▶ _The task_
In the entries below, find every line with the string "JSON" and copy it.

▶ _Exercise inputs_
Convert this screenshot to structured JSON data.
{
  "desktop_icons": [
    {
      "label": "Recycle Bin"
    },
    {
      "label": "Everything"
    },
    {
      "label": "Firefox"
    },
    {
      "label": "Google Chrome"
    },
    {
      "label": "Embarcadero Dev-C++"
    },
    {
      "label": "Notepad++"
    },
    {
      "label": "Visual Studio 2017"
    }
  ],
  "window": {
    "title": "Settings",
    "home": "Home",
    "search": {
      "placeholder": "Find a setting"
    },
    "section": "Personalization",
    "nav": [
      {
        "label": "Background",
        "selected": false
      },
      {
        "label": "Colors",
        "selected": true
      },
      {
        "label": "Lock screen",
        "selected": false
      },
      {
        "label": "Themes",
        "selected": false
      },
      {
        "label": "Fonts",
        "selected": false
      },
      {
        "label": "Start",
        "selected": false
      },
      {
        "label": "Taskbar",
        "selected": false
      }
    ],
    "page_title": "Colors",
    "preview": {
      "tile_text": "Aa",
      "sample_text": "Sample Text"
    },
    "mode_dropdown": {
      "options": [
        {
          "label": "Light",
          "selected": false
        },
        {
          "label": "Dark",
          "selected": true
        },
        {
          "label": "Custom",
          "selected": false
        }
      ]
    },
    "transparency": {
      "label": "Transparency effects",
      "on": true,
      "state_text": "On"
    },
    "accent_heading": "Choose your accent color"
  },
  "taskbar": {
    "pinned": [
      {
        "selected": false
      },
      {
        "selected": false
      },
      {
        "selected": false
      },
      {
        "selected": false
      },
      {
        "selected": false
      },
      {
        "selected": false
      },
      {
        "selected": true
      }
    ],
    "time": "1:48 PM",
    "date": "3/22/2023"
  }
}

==

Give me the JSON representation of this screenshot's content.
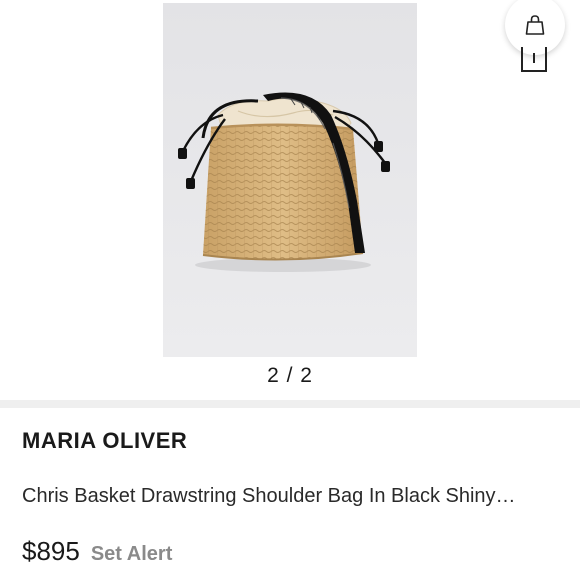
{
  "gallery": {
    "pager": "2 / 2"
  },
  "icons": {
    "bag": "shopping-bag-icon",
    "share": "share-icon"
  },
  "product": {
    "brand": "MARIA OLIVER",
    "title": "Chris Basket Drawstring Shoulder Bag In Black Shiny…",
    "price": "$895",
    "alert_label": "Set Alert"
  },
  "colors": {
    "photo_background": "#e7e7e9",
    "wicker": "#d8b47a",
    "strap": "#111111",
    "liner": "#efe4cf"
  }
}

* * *

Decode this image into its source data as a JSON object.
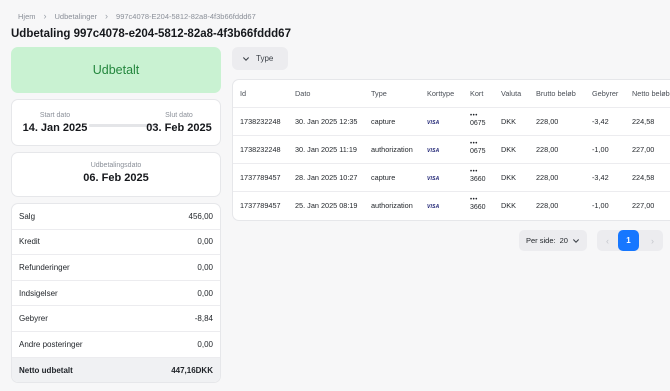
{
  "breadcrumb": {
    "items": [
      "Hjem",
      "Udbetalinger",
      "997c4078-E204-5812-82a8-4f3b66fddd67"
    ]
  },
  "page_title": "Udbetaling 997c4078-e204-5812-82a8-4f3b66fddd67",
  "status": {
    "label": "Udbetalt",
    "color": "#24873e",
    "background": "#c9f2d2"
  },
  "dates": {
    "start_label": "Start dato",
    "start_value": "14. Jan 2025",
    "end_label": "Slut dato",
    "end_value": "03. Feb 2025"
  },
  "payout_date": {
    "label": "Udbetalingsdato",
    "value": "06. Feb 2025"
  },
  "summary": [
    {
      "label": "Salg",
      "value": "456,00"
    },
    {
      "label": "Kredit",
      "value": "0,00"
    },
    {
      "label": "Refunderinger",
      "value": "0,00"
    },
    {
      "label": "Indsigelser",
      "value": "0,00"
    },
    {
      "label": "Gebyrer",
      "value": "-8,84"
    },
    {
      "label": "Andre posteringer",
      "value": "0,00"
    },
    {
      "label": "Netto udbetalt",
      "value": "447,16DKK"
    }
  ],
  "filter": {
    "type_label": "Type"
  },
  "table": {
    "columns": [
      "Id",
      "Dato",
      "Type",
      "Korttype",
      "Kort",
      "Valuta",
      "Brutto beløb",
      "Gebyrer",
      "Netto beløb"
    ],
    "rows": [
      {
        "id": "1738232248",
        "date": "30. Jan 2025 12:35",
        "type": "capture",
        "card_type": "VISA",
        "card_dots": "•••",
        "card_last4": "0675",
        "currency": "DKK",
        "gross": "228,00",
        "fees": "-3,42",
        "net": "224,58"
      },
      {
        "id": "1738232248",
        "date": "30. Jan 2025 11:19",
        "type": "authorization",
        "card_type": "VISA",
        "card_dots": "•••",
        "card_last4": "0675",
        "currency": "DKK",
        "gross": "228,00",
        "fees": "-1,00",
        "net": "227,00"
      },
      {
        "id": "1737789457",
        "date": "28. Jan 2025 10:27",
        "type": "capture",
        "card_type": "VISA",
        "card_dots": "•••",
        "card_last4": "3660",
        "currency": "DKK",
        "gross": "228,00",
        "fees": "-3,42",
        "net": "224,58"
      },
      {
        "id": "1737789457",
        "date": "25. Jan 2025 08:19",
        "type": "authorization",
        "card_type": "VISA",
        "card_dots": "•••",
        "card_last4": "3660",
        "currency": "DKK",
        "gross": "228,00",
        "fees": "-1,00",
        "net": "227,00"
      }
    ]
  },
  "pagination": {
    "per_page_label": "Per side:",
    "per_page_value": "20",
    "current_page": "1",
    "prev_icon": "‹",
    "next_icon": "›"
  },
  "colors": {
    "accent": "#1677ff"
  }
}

▶ _The answer_
Convert this screenshot to structured JSON data.
Give me the JSON representation of this screenshot's content.
Decode this image into its source data as a JSON object.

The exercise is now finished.